Namaste is a Sanskrit word. The poses have Sanskrit names as do the breath practices. Using the language of Sanskrit sprinkled through my personal practice and classes serves as a reminder that practicing yoga is not simply exercise for my body. This is my personal thought process but one that is pretty common in the realm of yoga. The Sanskrit deepens the meaning of what I'm doing when I'm practicing. The ancient roots of yoga seem more present with the inclusion of Sanskrit. My breath becomes an important part of the flow of movement, and I remember to be mindfully connected to my practice. Sanskrit isn't absolutely necessary to accomplish these goals, but it does help to set the stage.
During Namaste, we usually place our hands at heart center, which might bring to mind intoning a prayer. However, the intention is different, even though Anjali Mudra is sometimes called Prayer Hands. Anjali is Sanskrit for "to offer" or "salute." Mudra means "to seal," and mudras are the hand poses of yoga. So, when you bring your hands to heart center, you are offering something, like gratitude or respect, and sealing in your practice as a way to take it with you and to carry the benefits of it throughout your day.

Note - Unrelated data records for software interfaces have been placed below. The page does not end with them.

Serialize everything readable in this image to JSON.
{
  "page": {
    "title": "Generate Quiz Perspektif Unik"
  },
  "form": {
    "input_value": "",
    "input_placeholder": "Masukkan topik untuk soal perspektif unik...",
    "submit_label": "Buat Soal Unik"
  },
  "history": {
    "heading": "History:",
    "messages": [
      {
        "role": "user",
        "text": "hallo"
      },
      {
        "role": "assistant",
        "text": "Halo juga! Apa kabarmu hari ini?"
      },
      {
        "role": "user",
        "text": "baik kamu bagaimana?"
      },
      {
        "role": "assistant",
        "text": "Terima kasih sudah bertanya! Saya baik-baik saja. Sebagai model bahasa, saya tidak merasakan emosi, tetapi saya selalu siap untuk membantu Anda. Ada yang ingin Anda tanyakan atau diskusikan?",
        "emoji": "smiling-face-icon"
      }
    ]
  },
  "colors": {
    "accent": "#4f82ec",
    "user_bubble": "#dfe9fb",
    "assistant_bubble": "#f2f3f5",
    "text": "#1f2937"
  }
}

At the end of class when seated taking Anjali Mudra, we bow in while saying, "Namaste." Why? The literal meaning is "I bow to you" or something pretty close to that. Yoga scholar Aadil Palkhivala explains that the teacher begins the Namaste as a symbol of gratitude and respect toward her students. Students return that sentiment to the teacher with their own Namastes.

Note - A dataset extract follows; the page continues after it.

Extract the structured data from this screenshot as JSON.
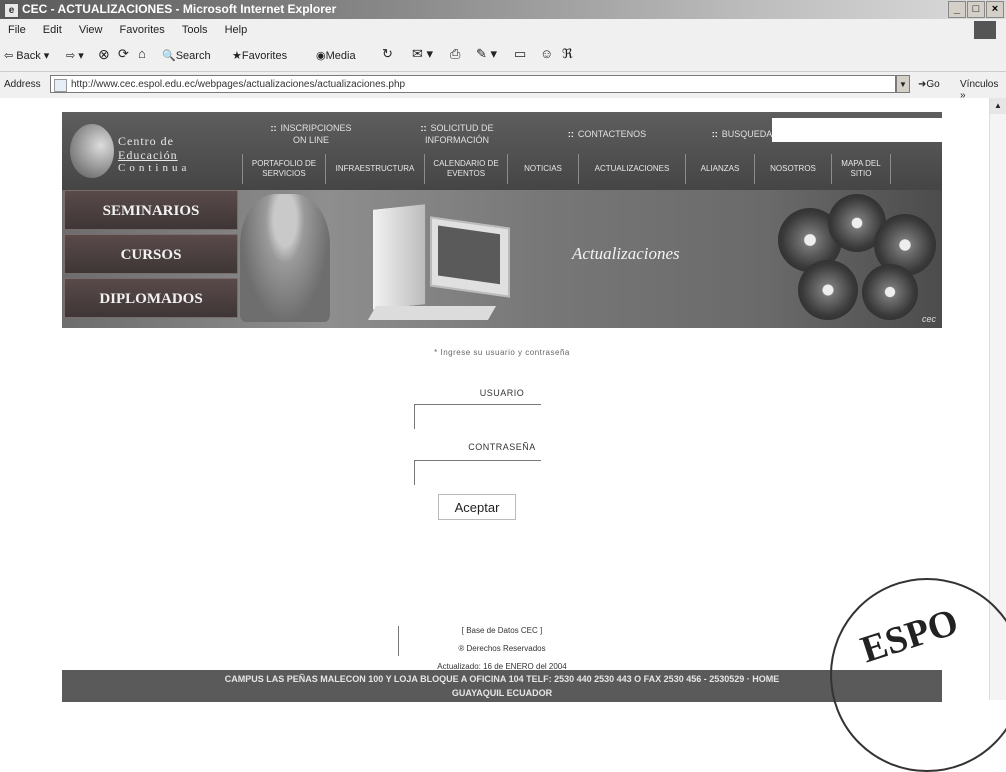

Namaste acknowledges the spark of our soul that is said to be found in our heart space. Soul, individual personality, inner light.....pick the one that resonates with you. As an alternative to Namaste, I've had teachers instead say, "The light in me honors the light in you."
Quite simply, Namaste is a wonderful way to seal in our practice and to acknowledge with gratitude the opportunity to have practiced yoga together.

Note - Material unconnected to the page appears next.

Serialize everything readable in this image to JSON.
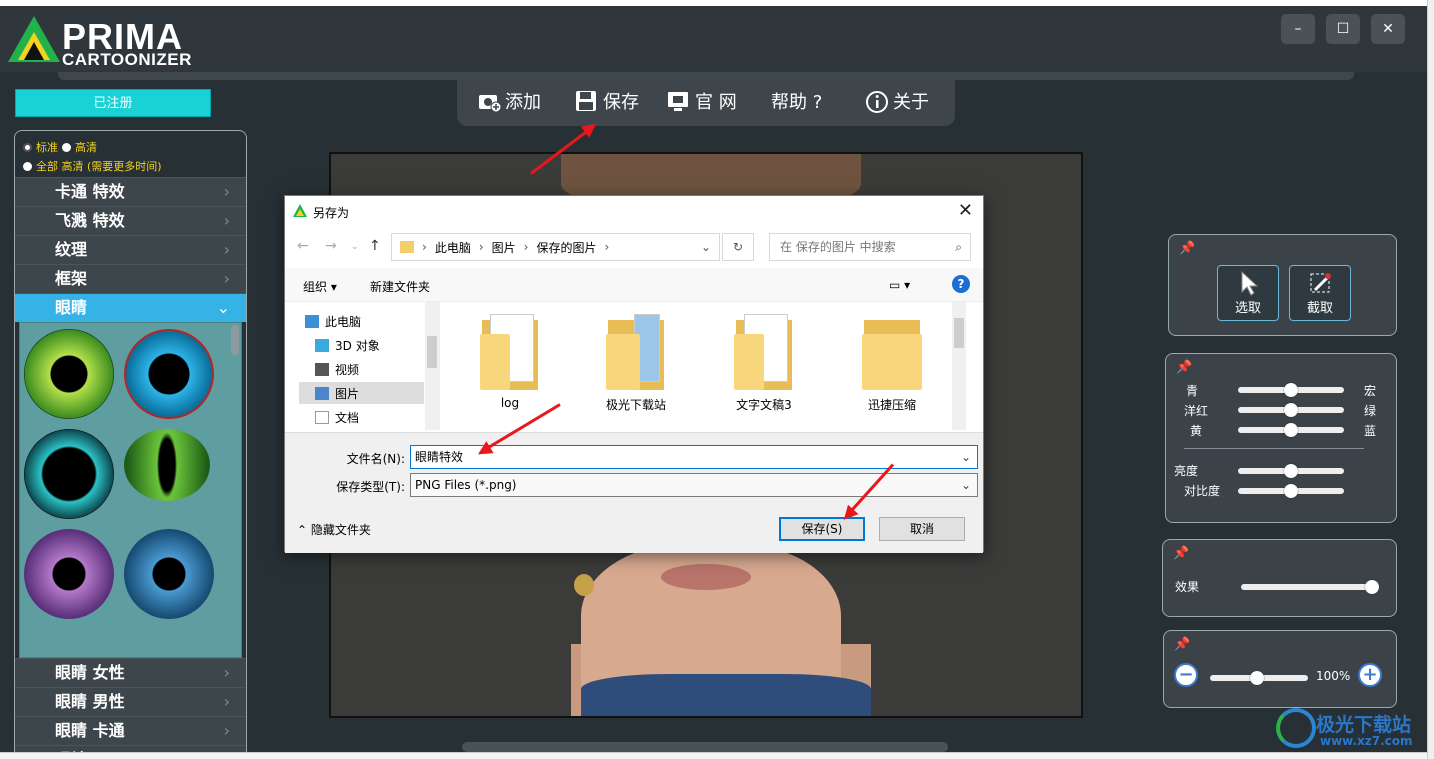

Speaking of practicing together, the August schedule for Yoga in the Park is available on the website's calendar. I've added a Thursday evening class and a Kids' Yoga in the Park class on Monday afternoons this month.
With one month of classes complete with Yoga in the Park, I'm grateful to those of you who have come out to practice with me. You are helping me to realize the dream of a new path in life. I hope to be able to return the favor and to give you something positive in return. Namaste.